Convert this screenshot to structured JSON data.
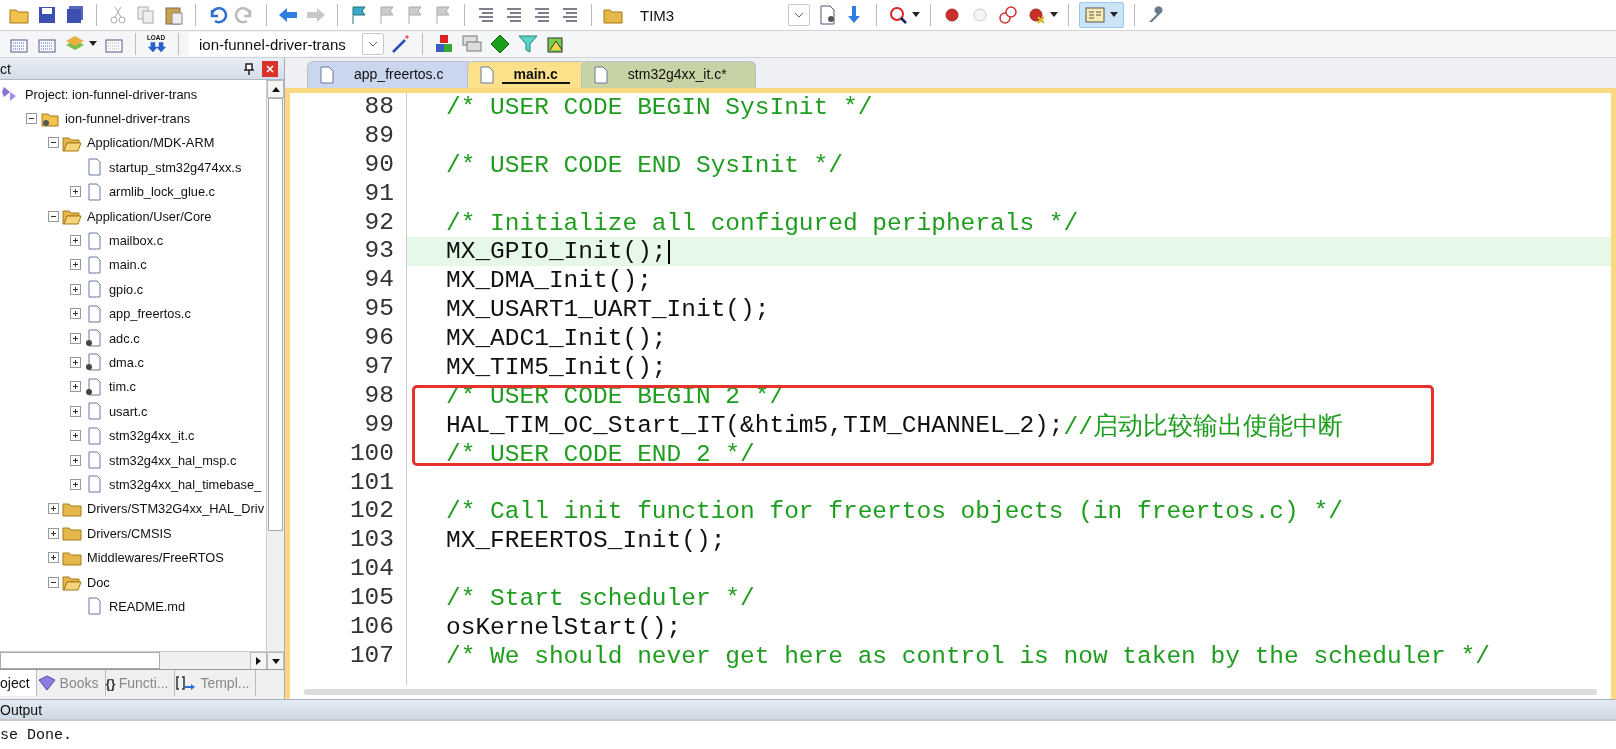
{
  "toolbar": {
    "find_combo": {
      "value": "TIM3"
    },
    "layout_button": {
      "selected": true
    }
  },
  "build_toolbar": {
    "load_text": "LOAD",
    "target_combo": {
      "value": "ion-funnel-driver-trans"
    }
  },
  "project_panel": {
    "title": "ct",
    "tree": [
      {
        "label": "Project: ion-funnel-driver-trans",
        "kind": "project",
        "children": [
          {
            "label": "ion-funnel-driver-trans",
            "kind": "target",
            "expanded": true,
            "children": [
              {
                "label": "Application/MDK-ARM",
                "kind": "group",
                "expanded": true,
                "children": [
                  {
                    "label": "startup_stm32g474xx.s",
                    "kind": "file",
                    "options": false
                  },
                  {
                    "label": "armlib_lock_glue.c",
                    "kind": "file",
                    "expanded": false,
                    "options": false
                  }
                ]
              },
              {
                "label": "Application/User/Core",
                "kind": "group",
                "expanded": true,
                "children": [
                  {
                    "label": "mailbox.c",
                    "kind": "file",
                    "expanded": false,
                    "options": false
                  },
                  {
                    "label": "main.c",
                    "kind": "file",
                    "expanded": false,
                    "options": false
                  },
                  {
                    "label": "gpio.c",
                    "kind": "file",
                    "expanded": false,
                    "options": false
                  },
                  {
                    "label": "app_freertos.c",
                    "kind": "file",
                    "expanded": false,
                    "options": false
                  },
                  {
                    "label": "adc.c",
                    "kind": "file",
                    "expanded": false,
                    "options": true
                  },
                  {
                    "label": "dma.c",
                    "kind": "file",
                    "expanded": false,
                    "options": true
                  },
                  {
                    "label": "tim.c",
                    "kind": "file",
                    "expanded": false,
                    "options": true
                  },
                  {
                    "label": "usart.c",
                    "kind": "file",
                    "expanded": false,
                    "options": false
                  },
                  {
                    "label": "stm32g4xx_it.c",
                    "kind": "file",
                    "expanded": false,
                    "options": false
                  },
                  {
                    "label": "stm32g4xx_hal_msp.c",
                    "kind": "file",
                    "expanded": false,
                    "options": false
                  },
                  {
                    "label": "stm32g4xx_hal_timebase_",
                    "kind": "file",
                    "expanded": false,
                    "options": false
                  }
                ]
              },
              {
                "label": "Drivers/STM32G4xx_HAL_Driv",
                "kind": "group",
                "expanded": false
              },
              {
                "label": "Drivers/CMSIS",
                "kind": "group",
                "expanded": false
              },
              {
                "label": "Middlewares/FreeRTOS",
                "kind": "group",
                "expanded": false
              },
              {
                "label": "Doc",
                "kind": "group",
                "expanded": true,
                "children": [
                  {
                    "label": "README.md",
                    "kind": "file",
                    "options": false
                  }
                ]
              }
            ]
          }
        ]
      }
    ],
    "tabs": [
      {
        "label": "oject",
        "kind": "project",
        "selected": true
      },
      {
        "label": "Books",
        "kind": "books",
        "selected": false
      },
      {
        "label": "Functi...",
        "kind": "functions",
        "icon_text": "{}",
        "selected": false
      },
      {
        "label": "Templ...",
        "kind": "templates",
        "selected": false
      }
    ]
  },
  "editor": {
    "tabs": [
      {
        "label": "app_freertos.c",
        "selected": false,
        "color": "#c9d6ee"
      },
      {
        "label": "main.c",
        "selected": true,
        "color": "#fde08a"
      },
      {
        "label": "stm32g4xx_it.c*",
        "selected": false,
        "color": "#c7d3a4"
      }
    ],
    "lines": [
      {
        "number": "88",
        "comment": "/* USER CODE BEGIN SysInit */",
        "current": false,
        "boxed": false
      },
      {
        "number": "89",
        "current": false,
        "boxed": false
      },
      {
        "number": "90",
        "comment": "/* USER CODE END SysInit */",
        "current": false,
        "boxed": false
      },
      {
        "number": "91",
        "current": false,
        "boxed": false
      },
      {
        "number": "92",
        "comment": "/* Initialize all configured peripherals */",
        "current": false,
        "boxed": false
      },
      {
        "number": "93",
        "code": "MX_GPIO_Init();",
        "current": true,
        "boxed": false
      },
      {
        "number": "94",
        "code": "MX_DMA_Init();",
        "current": false,
        "boxed": false
      },
      {
        "number": "95",
        "code": "MX_USART1_UART_Init();",
        "current": false,
        "boxed": false
      },
      {
        "number": "96",
        "code": "MX_ADC1_Init();",
        "current": false,
        "boxed": false
      },
      {
        "number": "97",
        "code": "MX_TIM5_Init();",
        "current": false,
        "boxed": false
      },
      {
        "number": "98",
        "comment": "/* USER CODE BEGIN 2 */",
        "current": false,
        "boxed": true
      },
      {
        "number": "99",
        "code": "HAL_TIM_OC_Start_IT(&htim5,TIM_CHANNEL_2);",
        "comment": "//启动比较输出使能中断",
        "current": false,
        "boxed": true
      },
      {
        "number": "100",
        "comment": "/* USER CODE END 2 */",
        "current": false,
        "boxed": true
      },
      {
        "number": "101",
        "current": false,
        "boxed": false
      },
      {
        "number": "102",
        "comment": "/* Call init function for freertos objects (in freertos.c) */",
        "current": false,
        "boxed": false
      },
      {
        "number": "103",
        "code": "MX_FREERTOS_Init();",
        "current": false,
        "boxed": false
      },
      {
        "number": "104",
        "current": false,
        "boxed": false
      },
      {
        "number": "105",
        "comment": "/* Start scheduler */",
        "current": false,
        "boxed": false
      },
      {
        "number": "106",
        "code": "osKernelStart();",
        "current": false,
        "boxed": false
      },
      {
        "number": "107",
        "comment": "/* We should never get here as control is now taken by the scheduler */",
        "current": false,
        "boxed": false
      }
    ]
  },
  "output": {
    "title": "Output",
    "text": "se Done."
  }
}
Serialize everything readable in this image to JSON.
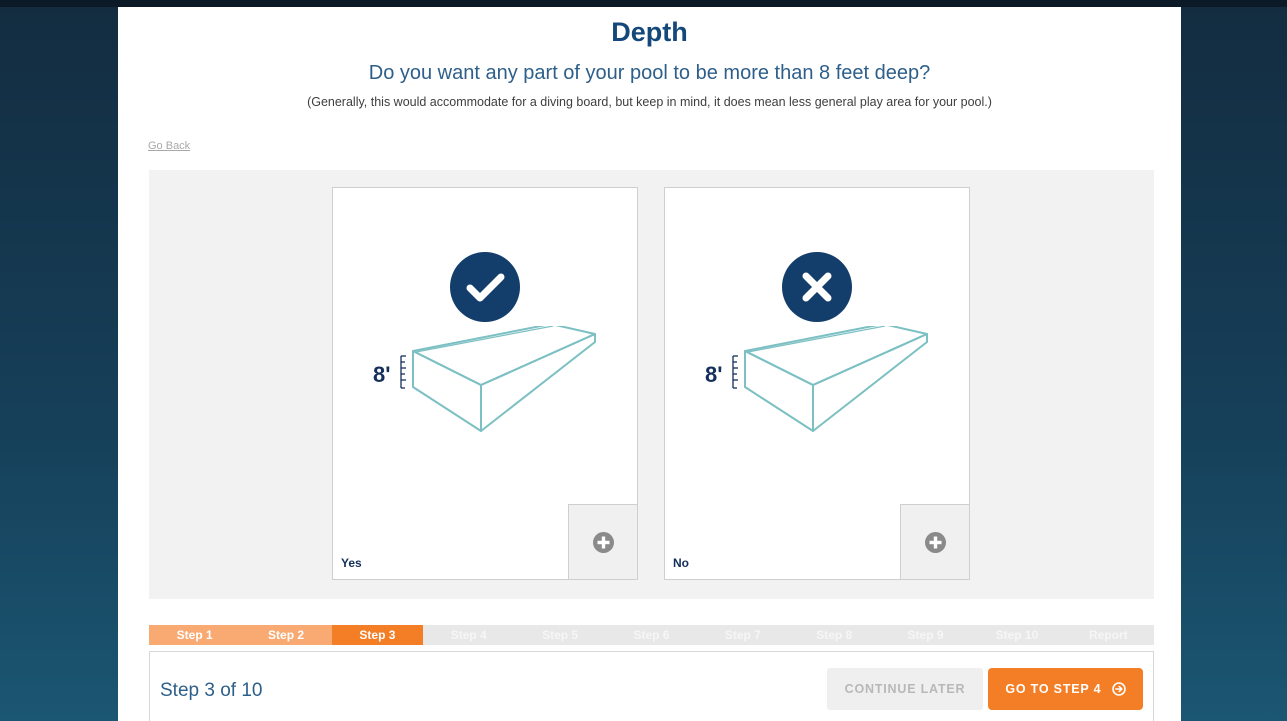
{
  "header": {
    "title": "Depth",
    "question": "Do you want any part of your pool to be more than 8 feet deep?",
    "subtext": "(Generally, this would accommodate for a diving board, but keep in mind, it does mean less general play area for your pool.)",
    "go_back": "Go Back"
  },
  "options": [
    {
      "label": "Yes",
      "icon": "check-icon",
      "depth_label": "8'"
    },
    {
      "label": "No",
      "icon": "close-icon",
      "depth_label": "8'"
    }
  ],
  "steps": {
    "items": [
      "Step 1",
      "Step 2",
      "Step 3",
      "Step 4",
      "Step 5",
      "Step 6",
      "Step 7",
      "Step 8",
      "Step 9",
      "Step 10",
      "Report"
    ],
    "current": 3
  },
  "footer": {
    "step_count": "Step 3 of 10",
    "continue_later": "CONTINUE LATER",
    "next_label": "GO TO STEP 4"
  },
  "colors": {
    "title": "#14477a",
    "badge": "#133d6b",
    "accent": "#f47e26",
    "step_done": "#f8aa72",
    "pool_outline": "#7cc0c3",
    "background": "#16405a"
  }
}
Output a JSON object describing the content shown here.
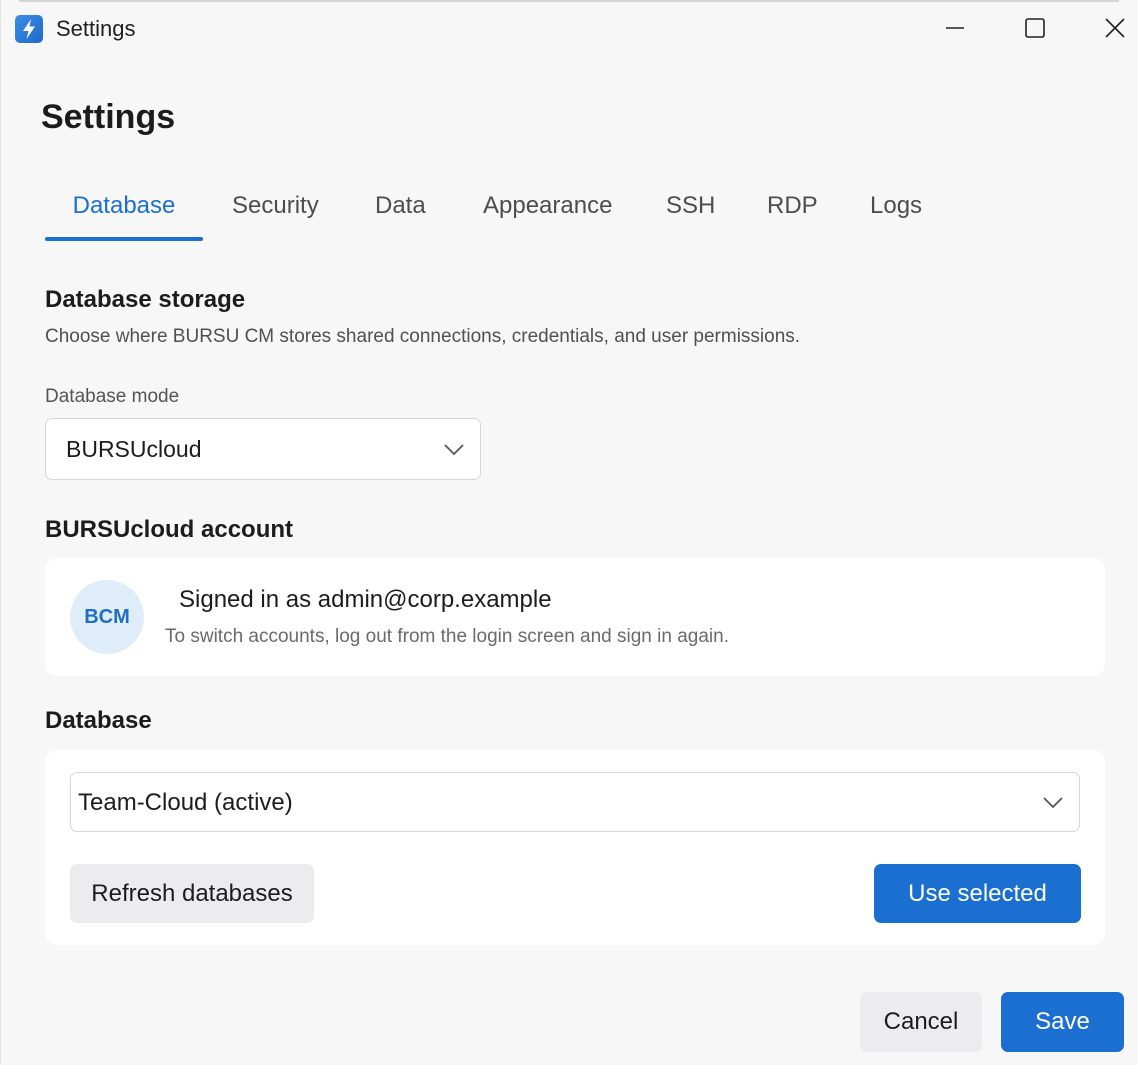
{
  "window": {
    "title": "Settings",
    "controls": {
      "minimize": "minimize-icon",
      "maximize": "maximize-icon",
      "close": "close-icon"
    }
  },
  "page": {
    "title": "Settings"
  },
  "tabs": [
    {
      "label": "Database",
      "active": true
    },
    {
      "label": "Security",
      "active": false
    },
    {
      "label": "Data",
      "active": false
    },
    {
      "label": "Appearance",
      "active": false
    },
    {
      "label": "SSH",
      "active": false
    },
    {
      "label": "RDP",
      "active": false
    },
    {
      "label": "Logs",
      "active": false
    }
  ],
  "storage": {
    "title": "Database storage",
    "description": "Choose where BURSU CM stores shared connections, credentials, and user permissions.",
    "mode_label": "Database mode",
    "mode_value": "BURSUcloud"
  },
  "account": {
    "title": "BURSUcloud account",
    "avatar_initials": "BCM",
    "signed_in": "Signed in as admin@corp.example",
    "hint": "To switch accounts, log out from the login screen and sign in again."
  },
  "database": {
    "title": "Database",
    "selected": "Team-Cloud (active)",
    "refresh_label": "Refresh databases",
    "use_selected_label": "Use selected"
  },
  "footer": {
    "cancel_label": "Cancel",
    "save_label": "Save"
  },
  "colors": {
    "accent": "#1b6fd0",
    "background": "#f7f7f8",
    "card": "#ffffff",
    "avatar_bg": "#deedf9"
  }
}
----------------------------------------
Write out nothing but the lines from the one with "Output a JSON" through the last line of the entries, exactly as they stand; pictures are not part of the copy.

Finished task:
Output a JSON object describing the content shown here.
{
  "window": {
    "title": "Settings",
    "controls": {
      "minimize": "minimize-icon",
      "maximize": "maximize-icon",
      "close": "close-icon"
    }
  },
  "page": {
    "title": "Settings"
  },
  "tabs": [
    {
      "label": "Database",
      "active": true
    },
    {
      "label": "Security",
      "active": false
    },
    {
      "label": "Data",
      "active": false
    },
    {
      "label": "Appearance",
      "active": false
    },
    {
      "label": "SSH",
      "active": false
    },
    {
      "label": "RDP",
      "active": false
    },
    {
      "label": "Logs",
      "active": false
    }
  ],
  "storage": {
    "title": "Database storage",
    "description": "Choose where BURSU CM stores shared connections, credentials, and user permissions.",
    "mode_label": "Database mode",
    "mode_value": "BURSUcloud"
  },
  "account": {
    "title": "BURSUcloud account",
    "avatar_initials": "BCM",
    "signed_in": "Signed in as admin@corp.example",
    "hint": "To switch accounts, log out from the login screen and sign in again."
  },
  "database": {
    "title": "Database",
    "selected": "Team-Cloud (active)",
    "refresh_label": "Refresh databases",
    "use_selected_label": "Use selected"
  },
  "footer": {
    "cancel_label": "Cancel",
    "save_label": "Save"
  },
  "colors": {
    "accent": "#1b6fd0",
    "background": "#f7f7f8",
    "card": "#ffffff",
    "avatar_bg": "#deedf9"
  }
}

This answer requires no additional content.